Read Full Post »
Posted in fanteraction, tagged band's email, bands, battle of the bands, emails, emergenza, facebook, manager, myspace, paris, U2 on June 17, 2009|
6 Comments »
I haven’t been very active on the blog these two past weeks. Greg and I have been fairly busy partnering up with Emergenza, that international battle-of-the-bands you probably might have heard of. We contacted them about a month ago asking if they would be interested in trying out our Fanteraction service. I pitched the idea to one of the organizers, and he said they would give it a shot for the finals in Paris.
So about 3 weeks ago we focused our efforts on getting an “Emergenza profile” fired-up, discussing features with the organizers, handling many other logistical tasks, and making sure all the bands created accounts and filled-up their profiles.
Since the organizers kinda took way too much time to give us all of the bands’ emails (in order for us to invite them to the site and get certain technical formalities handled specifically for the Emergenza event), we decided to fetch those email addresses ourselves. Well I’ll be damned ’cause what I thought would be an easy one or two hour task (there were 24 band in total divided in two dates) took me twice that time. You see, I thought finding a band’s email address was easy thanks to basic searches on myspace and facebook. I discovered to my grand demise that many bands like to hide their emails – not hide in the sense “I’m afraid of spammers, so you’ll just have to myspace me”, rather hide as in “let’s see were the most incoherent place to hide my email would be, just because I don’t quite grasp the concept of being easily contacted”.
Because seriously, let’s face it, bands don’t really reply on myspace anymore. Well some do, but myspace has really become this virtual junk yard were bands barely even update their shows anymore. Maybe it’s not the case for you, or you, but I can confidently say that it’s the friggin’ case for tons of bands. Facebook generates a bit more reaction in terms of messages and replies, but not always. It seems to me that most bands believe that just by creating a fan page and creating a group for each show, they are mastering social media.

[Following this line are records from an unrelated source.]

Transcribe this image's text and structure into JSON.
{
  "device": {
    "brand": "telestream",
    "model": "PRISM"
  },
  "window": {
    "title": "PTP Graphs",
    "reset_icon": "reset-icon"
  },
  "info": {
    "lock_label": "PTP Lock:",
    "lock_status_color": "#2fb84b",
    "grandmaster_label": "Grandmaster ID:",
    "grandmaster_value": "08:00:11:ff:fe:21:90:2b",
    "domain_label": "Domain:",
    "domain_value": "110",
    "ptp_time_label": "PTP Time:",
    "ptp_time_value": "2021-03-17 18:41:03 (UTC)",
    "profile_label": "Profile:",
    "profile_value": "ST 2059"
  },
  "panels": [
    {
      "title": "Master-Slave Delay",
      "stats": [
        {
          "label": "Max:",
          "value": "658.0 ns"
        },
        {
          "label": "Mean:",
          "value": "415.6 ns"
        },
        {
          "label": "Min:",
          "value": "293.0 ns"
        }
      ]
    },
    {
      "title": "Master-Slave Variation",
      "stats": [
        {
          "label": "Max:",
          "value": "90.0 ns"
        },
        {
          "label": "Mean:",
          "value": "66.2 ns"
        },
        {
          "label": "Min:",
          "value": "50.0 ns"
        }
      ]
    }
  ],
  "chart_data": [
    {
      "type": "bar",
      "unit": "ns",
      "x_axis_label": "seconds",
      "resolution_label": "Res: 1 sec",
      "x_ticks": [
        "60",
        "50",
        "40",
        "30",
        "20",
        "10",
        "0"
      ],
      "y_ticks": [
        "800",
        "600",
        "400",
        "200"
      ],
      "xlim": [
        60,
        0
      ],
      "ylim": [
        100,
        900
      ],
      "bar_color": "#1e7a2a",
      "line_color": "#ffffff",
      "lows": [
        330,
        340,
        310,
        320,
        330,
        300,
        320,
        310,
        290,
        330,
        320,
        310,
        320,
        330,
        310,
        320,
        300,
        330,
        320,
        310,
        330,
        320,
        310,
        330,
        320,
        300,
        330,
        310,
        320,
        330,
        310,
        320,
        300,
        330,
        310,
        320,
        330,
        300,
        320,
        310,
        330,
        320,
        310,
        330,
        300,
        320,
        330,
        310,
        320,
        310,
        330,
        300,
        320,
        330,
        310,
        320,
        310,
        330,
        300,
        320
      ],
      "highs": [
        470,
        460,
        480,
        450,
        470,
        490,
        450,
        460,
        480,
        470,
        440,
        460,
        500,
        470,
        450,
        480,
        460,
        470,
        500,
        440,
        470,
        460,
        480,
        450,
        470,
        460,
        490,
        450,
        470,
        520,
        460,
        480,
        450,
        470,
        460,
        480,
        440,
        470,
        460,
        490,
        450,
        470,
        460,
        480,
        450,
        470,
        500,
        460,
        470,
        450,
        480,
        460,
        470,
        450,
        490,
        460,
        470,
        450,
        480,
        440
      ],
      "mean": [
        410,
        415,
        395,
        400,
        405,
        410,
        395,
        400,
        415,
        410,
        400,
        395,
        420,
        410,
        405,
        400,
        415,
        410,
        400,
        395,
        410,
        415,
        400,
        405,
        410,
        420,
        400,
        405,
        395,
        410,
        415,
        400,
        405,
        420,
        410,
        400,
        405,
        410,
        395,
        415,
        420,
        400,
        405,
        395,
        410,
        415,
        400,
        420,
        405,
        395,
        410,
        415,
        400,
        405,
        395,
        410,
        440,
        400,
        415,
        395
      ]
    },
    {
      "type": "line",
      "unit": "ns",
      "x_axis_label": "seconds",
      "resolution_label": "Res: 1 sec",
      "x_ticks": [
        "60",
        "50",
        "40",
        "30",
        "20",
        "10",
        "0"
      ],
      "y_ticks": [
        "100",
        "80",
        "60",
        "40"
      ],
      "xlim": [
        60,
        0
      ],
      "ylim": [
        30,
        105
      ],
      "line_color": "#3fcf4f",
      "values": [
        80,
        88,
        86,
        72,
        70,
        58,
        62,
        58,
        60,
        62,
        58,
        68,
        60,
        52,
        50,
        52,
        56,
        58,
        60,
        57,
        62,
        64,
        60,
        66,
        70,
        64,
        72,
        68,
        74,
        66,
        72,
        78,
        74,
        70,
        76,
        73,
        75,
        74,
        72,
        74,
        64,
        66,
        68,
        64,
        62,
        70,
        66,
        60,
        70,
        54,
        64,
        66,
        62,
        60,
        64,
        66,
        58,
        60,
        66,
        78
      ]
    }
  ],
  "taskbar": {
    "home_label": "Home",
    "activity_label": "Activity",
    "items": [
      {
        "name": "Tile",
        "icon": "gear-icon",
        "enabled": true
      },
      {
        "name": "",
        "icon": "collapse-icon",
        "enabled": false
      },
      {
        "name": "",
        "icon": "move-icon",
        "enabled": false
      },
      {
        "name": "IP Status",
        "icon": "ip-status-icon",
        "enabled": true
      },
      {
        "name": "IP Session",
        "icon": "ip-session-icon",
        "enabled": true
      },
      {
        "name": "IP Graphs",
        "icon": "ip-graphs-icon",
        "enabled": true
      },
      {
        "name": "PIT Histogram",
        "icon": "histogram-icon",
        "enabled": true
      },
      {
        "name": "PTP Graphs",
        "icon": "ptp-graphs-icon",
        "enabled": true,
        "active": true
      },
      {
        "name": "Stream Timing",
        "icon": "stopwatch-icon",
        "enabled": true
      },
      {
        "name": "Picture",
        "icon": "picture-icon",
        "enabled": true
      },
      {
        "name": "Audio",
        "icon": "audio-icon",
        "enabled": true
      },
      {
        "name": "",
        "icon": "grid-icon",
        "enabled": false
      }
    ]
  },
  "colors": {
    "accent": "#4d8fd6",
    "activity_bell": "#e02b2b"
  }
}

To get to the point of this post, put your band’s email, or primary band member’s email where you want people to see that you exist!
There is this one solo singer songwriter playing in the Emergenza Paris finals who has an active myspace, an active website, has apparently sent out press releases about his gigs, or has at least had some press coverage for his events, and who just doesn’t want people to email him. It’s crazy. This guy is in the top 200 charts in France, and by the way he promotes himself online you can see he’s screaming to get noticed, yet I can’t get a hold of his email address, at all, and of course he is not replying to my myspace message either. I could be U2’s manager wanting to put him up as an opening act that I wouldn’t know how to reach him.
I just don’t get it.
Read Full Post »
I’m a little late on this, but what the heck.
I already wrote a little post on AudioLife (http://www.audiolife.com) some time back, a very comprehensive and intuitive online e-commerce solution for bands. In late April they added a new cool feature to their service: they are offering storage space in their warehouse for $10/month in addition to taking care of all merch shipping-and-handling tasks.
From their “Audiolife to Offer Fulfillment Services” blog post:
“We’re not just storing it for you but will then ship any of your products when an order is placed through your store. This way you can worry about your new album, upcoming show, girl/boyfriend, whatever, rather than your inventory”
I think it’s a brilliant idea!
In that blog post, they claim to be even cheaper than this guy:
If they can beat Jones and his big ass truck rental and storage, they are definitley worth it.
Read Full Post »